Tertiary pyroclastic and volcanic mudflow deposits.
Tertiary volcanic flow rocks; minor pyroclastic deposits.
Alluvium, lake, playa, and terrace deposits; unconsolidated and semi-consolidated. Mostly nonmarine, but includes marine deposits near the coast.
Undivided pre-Cenozoic metasedimentary and metavolcanic rocks of great variety. Mostly slate, quartzite, hornfels, chert, phyllite, mylonite, schist, gneiss, and minor marble.
Tertiary intrusive rocks; mostly shallow (hypabyssal) plugs and dikes. Includes some Mesozoic rocks.
Pliocene and/or Pleistocene sandstone, shale, and gravel deposits; in part Miocene.
Quaternary volcanic flow rocks; minor pyroclastic deposits; in part Pliocene and Miocene.
Undivided Cretaceous sandstone, shale, and conglomerate; minor nonmarine rocks in Peninsular Ranges
Glacial till and moraines. Found at high elevations mostly in the Sierra Nevada and Klamath Mountains.
Includes some rocks mapped as the Kate Peak and Alta Formations on the Washoe South map; Wahmonie and Salyer Formations on the Nye South map; Gilbert Andesite on the Esmeralda map; pyroxene, hornblende phenoandesite, and phenodacite on the Elko map; and other unnamed units. It corresponds to the unit Ta3 on the 1978 State map. It is present everywhere except Eureka and White Pine Counties.

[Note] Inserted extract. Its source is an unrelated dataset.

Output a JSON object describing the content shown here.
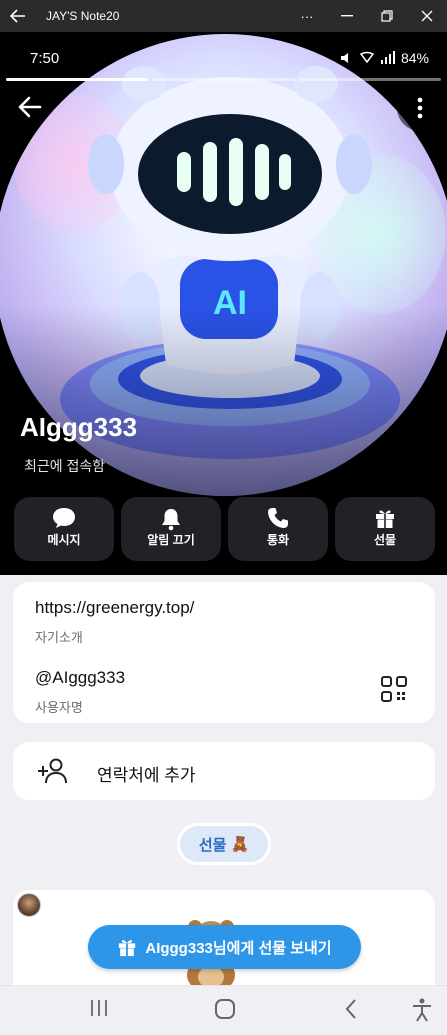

Unit is present in all counties. Some counties divided the alluvium into younger and older units, and some did not. For those that did not, or used other generalized terms for Quaternary rocks, the unit Qal has been used for the general undivided alluvium. Additionally, when polygons have been edited and changed to alluvium, Qal was used as the general value; hence it now is present in all counties. Qya-Younger alluvium: Map unit is used in Churchill, Elko, Esmeralda, Eureka, Humboldt, Lander, and Lincoln Counties where geologic information suggests better-defined younger versus older alluvium. It is mostly interchangeable with Qal, except that it implies some specifically younger Quaternary deposits.
Granodiorite, granite, and related rocks make up the largest group of granitic intrusions exposed in Nevada. They are present in every county, and are especially abundant in west-central Nevada in an arcuate belt along the border with California extending north and eastward towards Idaho.
This assemblage is composed of Upper Triassic basinal-marine volcanic and carbonate rocks overlain by Lower Jurassic fine-grained, marine siliciclastic and tuffaceous sedimentary rocks, and by partly nonmarine sandstone, coarse clastic rocks, and volcanic rocks of late Early Jurassic and possibly younger age. This assemblage has stratigraphic similarities to the Luning-Berlin and Pamlico-Lodi assemblages, but shares only part of their late Mesozoic structural history, and is separated from them by the linear trace of the northwesterly trending Pine Nut fault (Oldow, 1984a; Silberling, Jones, and others, 1992). Structurally, the rocks are involved in only a single phase of tight to isoclinal folds with north-northwest striking axial planes, and no major internal thrust faults are known (Oldow, 1984a). The Pine Nut assemblage crops out in southern Washoe, Lyon, Douglas, Carson, and Mineral Counties, and includes rocks originally mapped as the Excelsior Formation, the Peavine sequence, and other metasedimentary and metavolcanic rocks.
Map unit used in all counties for recent lake beds, playas, and flood plains. Polygons from the 1978 State map unit Qp were added where no playa was shown on the county maps.